What medium does one choose to get one’s message across? How many people can one successfully communicate with anyway? If the medium one chooses is meant to spread a uniform message to as many receptors as possible, does this mean that the communication is flawed from the start? Perhaps this is just the subliminal and subversive potential a successful communication needs. If the process of communication is riddled with loopholes, the content becomes open to interpretation. This is the moment the selector’s authority becomes undermined. Trust is only the initial element that is required to get the process started and, once the momentum has gained speed, the following events are no longer under the selector’s control.
Nonetheless this initial trust is essential to the process. What if the selector is not a native speaker? Is this selector still a trustworthy person? How much of a voice and how much of a body does a medium require in order to get a message across? Is the relationship between listener and selector being destroyed if the selector cannot access the selected material directly? Is the message of the medium too uniform to truly catch the audience’s attention? Is it merely background noise, a pleasant white noise that covers the boredom of everyday activities and repetitive tasks? What does it take to grip somebody’s attention, to have them look up for just a second and think: “What was that?”
Whatever the reason for compiling a playlist is, be it altruistic or egotistical, it is always done with a deep appreciation of the content and its producers. Effort and time went into all of the steps required to compile a playlist and a selector’s process is still considered work, even if they were not directly involved in the creation of the content itself. They are in full control of the process, but the interpretation of the result is somebody else’s job.
This playlist is an archive of motivation and interaction. It is an invitation to get involved in the process and to bring it to an individually shaped end, despite the technical limitations of the medium and questionable motives of the selector.
To be busy means to invest time and energy, but to experience somebody else being busy can result in all sorts of reactions. One can become inspired by these creative people and feel like creating something oneself. Or one might just relax and let somebody else do the work for once. The world is still turning, even if you are having a gloriously lazy day. Being busy and procrastinating always go hand in hand. So have a busy day, but have it your way.
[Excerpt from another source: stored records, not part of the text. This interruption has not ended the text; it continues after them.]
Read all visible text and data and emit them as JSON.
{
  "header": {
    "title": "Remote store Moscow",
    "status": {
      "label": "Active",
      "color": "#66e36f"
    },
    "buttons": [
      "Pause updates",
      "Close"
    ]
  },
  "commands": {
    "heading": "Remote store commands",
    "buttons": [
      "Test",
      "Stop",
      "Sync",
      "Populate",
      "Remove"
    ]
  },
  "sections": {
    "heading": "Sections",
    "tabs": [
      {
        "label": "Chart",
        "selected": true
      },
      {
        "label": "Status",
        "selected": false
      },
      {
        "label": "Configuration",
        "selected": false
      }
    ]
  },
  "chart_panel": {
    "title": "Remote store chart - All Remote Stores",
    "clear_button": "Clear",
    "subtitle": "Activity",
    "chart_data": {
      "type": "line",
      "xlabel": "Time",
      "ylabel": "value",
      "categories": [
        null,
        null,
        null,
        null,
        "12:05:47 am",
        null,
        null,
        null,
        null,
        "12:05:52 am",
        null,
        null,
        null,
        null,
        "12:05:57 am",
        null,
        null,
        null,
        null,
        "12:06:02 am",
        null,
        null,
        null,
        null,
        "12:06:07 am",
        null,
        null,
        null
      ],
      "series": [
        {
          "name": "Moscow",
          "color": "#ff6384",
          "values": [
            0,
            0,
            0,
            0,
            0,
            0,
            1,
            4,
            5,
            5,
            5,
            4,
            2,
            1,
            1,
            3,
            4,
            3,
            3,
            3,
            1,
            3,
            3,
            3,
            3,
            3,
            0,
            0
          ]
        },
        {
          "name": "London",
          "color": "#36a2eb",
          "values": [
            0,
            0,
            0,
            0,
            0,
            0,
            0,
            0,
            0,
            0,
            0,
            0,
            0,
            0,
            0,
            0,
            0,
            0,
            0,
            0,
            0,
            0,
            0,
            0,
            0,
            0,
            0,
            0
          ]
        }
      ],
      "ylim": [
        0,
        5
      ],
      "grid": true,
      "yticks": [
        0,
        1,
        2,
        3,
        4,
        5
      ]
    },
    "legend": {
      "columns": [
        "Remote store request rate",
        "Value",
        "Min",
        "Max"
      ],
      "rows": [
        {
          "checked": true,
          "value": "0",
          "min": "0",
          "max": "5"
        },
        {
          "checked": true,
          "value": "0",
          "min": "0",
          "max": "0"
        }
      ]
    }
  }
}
Christine Sun Kim and Thomas Benno Mader
TBM: How familiar are you with the concept of a playlist?
CSK: Not really familiar, it’s more of a list that automatically jumps from a song to another. Like this mad men marathon I was on two weeks ago.
TBM: Is this the first time you were asked to compile a playlist?
CSK: FIRST TIME EVER.
TBM: Do you consider other deaf people as an audience when you create art?
CSK: Almost never.
TBM: Are you an outsider in the deaf/art community?
CSK: Always was/am. Also an outsider of all other communities. But aren’t we all?
TBM: When you mention deaf, does hearing always come up? Are the two categories forever linked?
CSK: Yes. Would like to make it much less binary.
TBM: Is sound a multi-sensual experience?
CSK:Not sure – its more of using other senses to justify “listening”, but there are other ways around it rather than using your hearing. Am I making sense?